* [Work required]: Scan the records below, and wherever a line has the word "photo", pull it out.

* [Dataset extract]:
########################################

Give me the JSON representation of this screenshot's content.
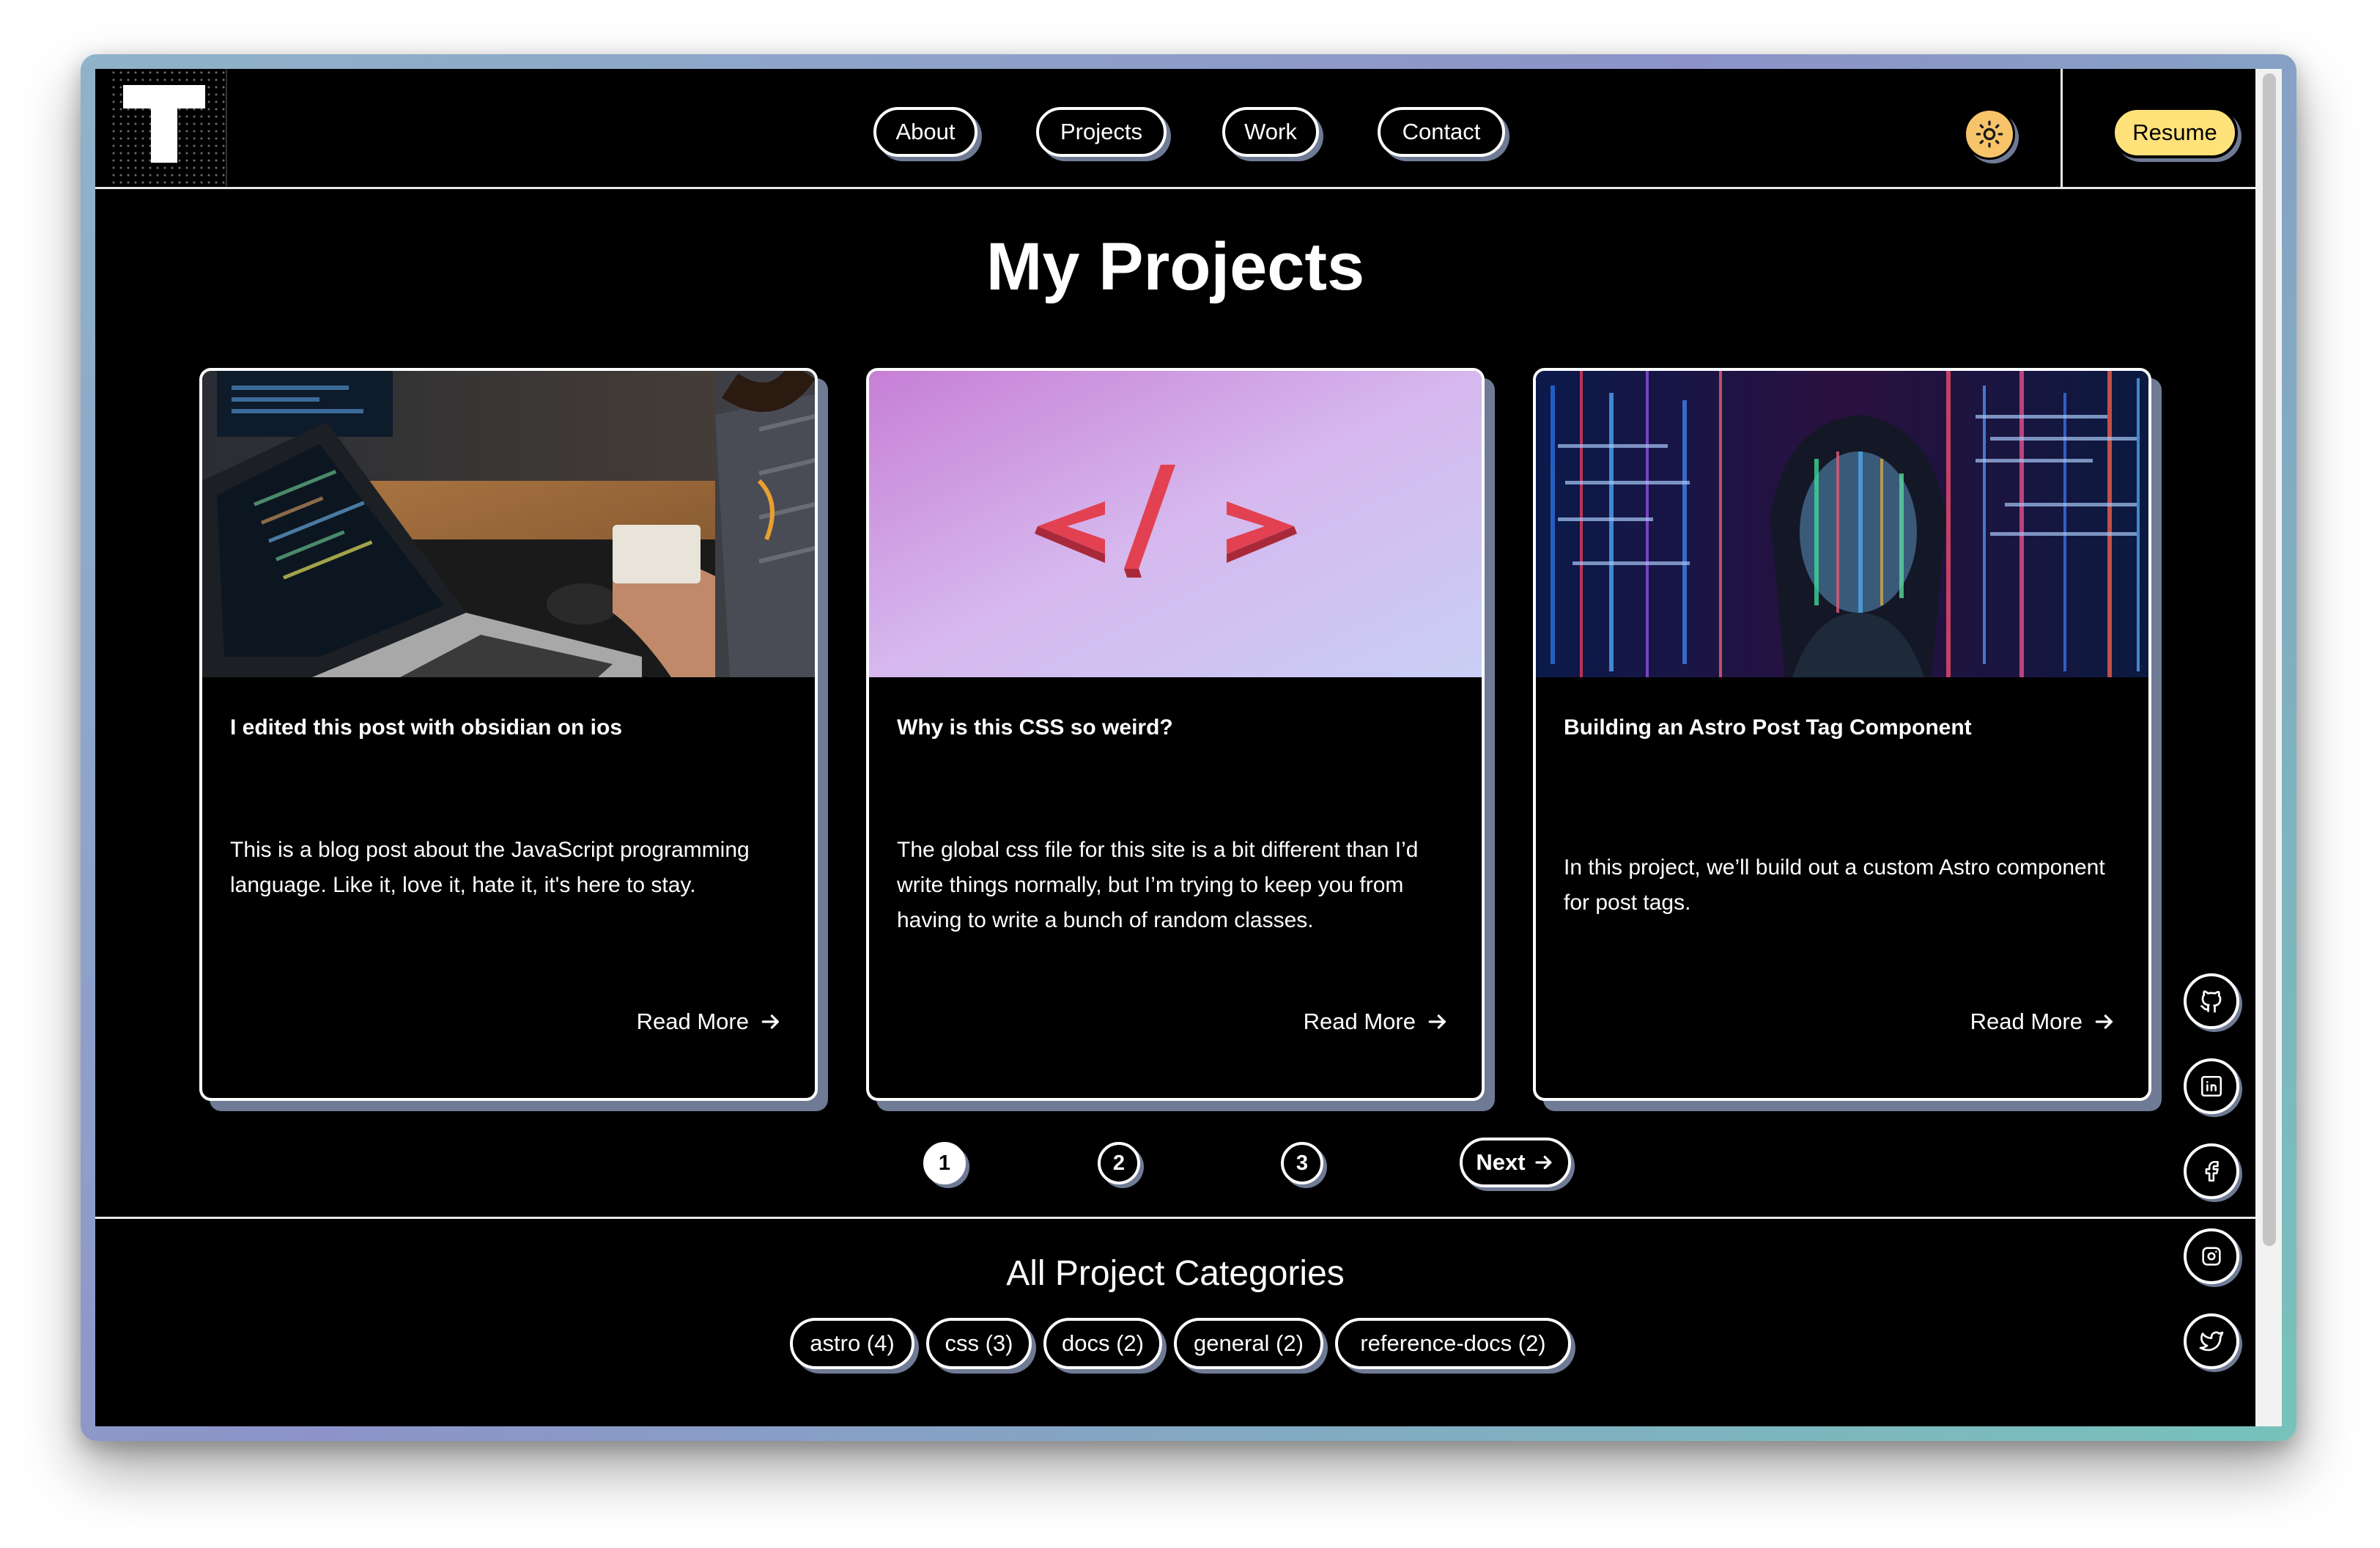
{
  "nav": {
    "items": [
      {
        "label": "About"
      },
      {
        "label": "Projects"
      },
      {
        "label": "Work"
      },
      {
        "label": "Contact"
      }
    ],
    "resume_label": "Resume",
    "theme_toggle_icon": "sun-icon"
  },
  "main": {
    "title": "My Projects",
    "cards": [
      {
        "title": "I edited this post with obsidian on ios",
        "description": "This is a blog post about the JavaScript programming language. Like it, love it, hate it, it's here to stay.",
        "read_more": "Read More",
        "image": "laptop-coding-photo"
      },
      {
        "title": "Why is this CSS so weird?",
        "description": "The global css file for this site is a bit different than I’d write things normally, but I’m trying to keep you from having to write a bunch of random classes.",
        "read_more": "Read More",
        "image": "code-brackets-photo"
      },
      {
        "title": "Building an Astro Post Tag Component",
        "description": "In this project, we’ll build out a custom Astro component for post tags.",
        "read_more": "Read More",
        "image": "woman-projected-code-photo"
      }
    ],
    "pagination": {
      "pages": [
        "1",
        "2",
        "3"
      ],
      "active_page": "1",
      "next_label": "Next"
    }
  },
  "categories": {
    "title": "All Project Categories",
    "tags": [
      {
        "label": "astro (4)"
      },
      {
        "label": "css (3)"
      },
      {
        "label": "docs (2)"
      },
      {
        "label": "general (2)"
      },
      {
        "label": "reference-docs (2)"
      }
    ]
  },
  "social": {
    "icons": [
      "github-icon",
      "linkedin-icon",
      "facebook-icon",
      "instagram-icon",
      "twitter-icon"
    ]
  },
  "colors": {
    "background": "#000000",
    "text": "#ffffff",
    "shadow": "#6f7a95",
    "resume_bg": "#ffe27a",
    "theme_toggle_bg": "#f7c46a"
  }
}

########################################

* [Answer to this exercise]:
        "image": "laptop-coding-photo"
        "image": "code-brackets-photo"
        "image": "woman-projected-code-photo"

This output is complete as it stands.